I caught almost all of the A-Rod interview and alternated between amazement and empathy.
I would start with the empathy. There was something incredibly sad about this interview. It was like you could see A-Rod realizes what this means for his future and would do anything in the world to change it, but he also knows he can’t.
I found the section where he accused Selena Roberts of breaking into his house fascinating. He claims to have a police report and if he does then she should be fired from Sports Illustrated. Now, if he doesn’t have a police report, what the hell is he thinking because that will only make him look worse?

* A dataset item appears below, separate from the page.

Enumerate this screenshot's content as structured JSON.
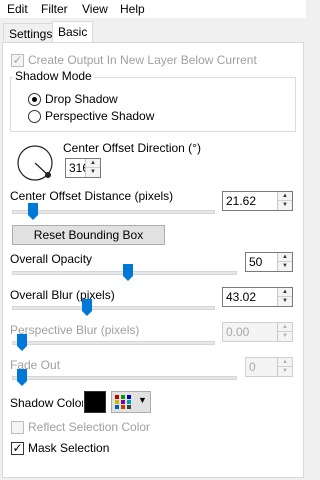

I wish Alex didn’t say things like the stuff he said about Washington Heights. A-Rod talked about he was born in Washington Heights and would really like to get involved with the kids there. When I hear that I wonder, why haven’t you before this? A-Rod could probably throw a baseball from Yankee Stadium to Washington Heights and he has spent five years in the Bronx. If he wanted to help those kids, he could have long before this, don’t pretend to care now to make your image look better.
I find the whole concept of forgiveness odd. Does A-Rod owe us as fans an apology? I don’t think so, I think it goes beyond a singular player to the entire sport. The owners and the players defrauded us for years. If anyone is going to apologize, I would like to hear it from Selig and Fehr.
That being said, I find it very hard to reconcile A-Rod’s statements today with his Katie Couric interview from December 2007. That was conducted after the Mitchell Report dropped and included A-Rod denying ever using any PED’s. Why did he agree to that interview in the first place if he was going to lie? To me, the only answer is that he did it because he assumed he would get away with the lie.
How do you handle his admission of steroid use in years other than 2003? On one hand, he didn’t have to do that because he is only accused of failing a test in 2003. On the other hand, by saying he did it while at Texas he is almost like a doctor taking a diseased limb off a patient. It’s basically, look at my record from 1995-2000 and then 2004-present and I am clean. Throw the other stuff out, 158 home runs, etc., and A-Rod is betting he has enough to be a Hall of Famer someday. It’s a pretty smart approach because it gives voters some wiggle rooom. If A-Rod hits 800 home runs and voters believe his story they can say I am voting for a guy who hit over 600 home runs while clean.
Along those lines, A-Rod needs to do a little more prep. It’s probably not the best idea to hold up being 20-years old and finishing 2nd to Juan Gonzalez in the MVP race as evidence that you were clean.
Why did Gammons start asking questions about Torre’s book when he didn’t follow up on half the steroids questions? And A-Rod handled those brilliantly.
You know the only thing I think someone like A-Rod could do here is say to the interviewer, "Take a blood sample right here. I will pee in a cup right here. Test it for whatever you want, save the samples and keep testing them over the years as the science gets better. You will not find anything illegal in my samples." That is about the only way you could ever give him the benefit of the doubt. And that’s the problem with all of this. Is there anything you can see right now that you can honestly say is naturally done on a baseball diamond? I think that is where Curt Schilling is dead right, there are 103 names out there. There is HGH and other crap out there, until we know that those are being tested how do we know the game is clean?
And this is a baseball-wide problem. 100 years from now someone is going to open the record books and wonder why all these guys near the top of these lists are also not in the Hall of Fame. Somebody in the game needs to think about that and come up with an answer. Maybe we create a wing of the Hall of Fame for players from say 1988 and on? I don’t have any great ideas, but I know that baseball is damaging its history by ignoring the problem.
And finally, where is Gene Orza right now? The allegation that he was tipping off players about steroids tests now moves front and center. A-Rod said his peace, you can choose to believe him or not believe him, but Orza is next and he needs to speak up.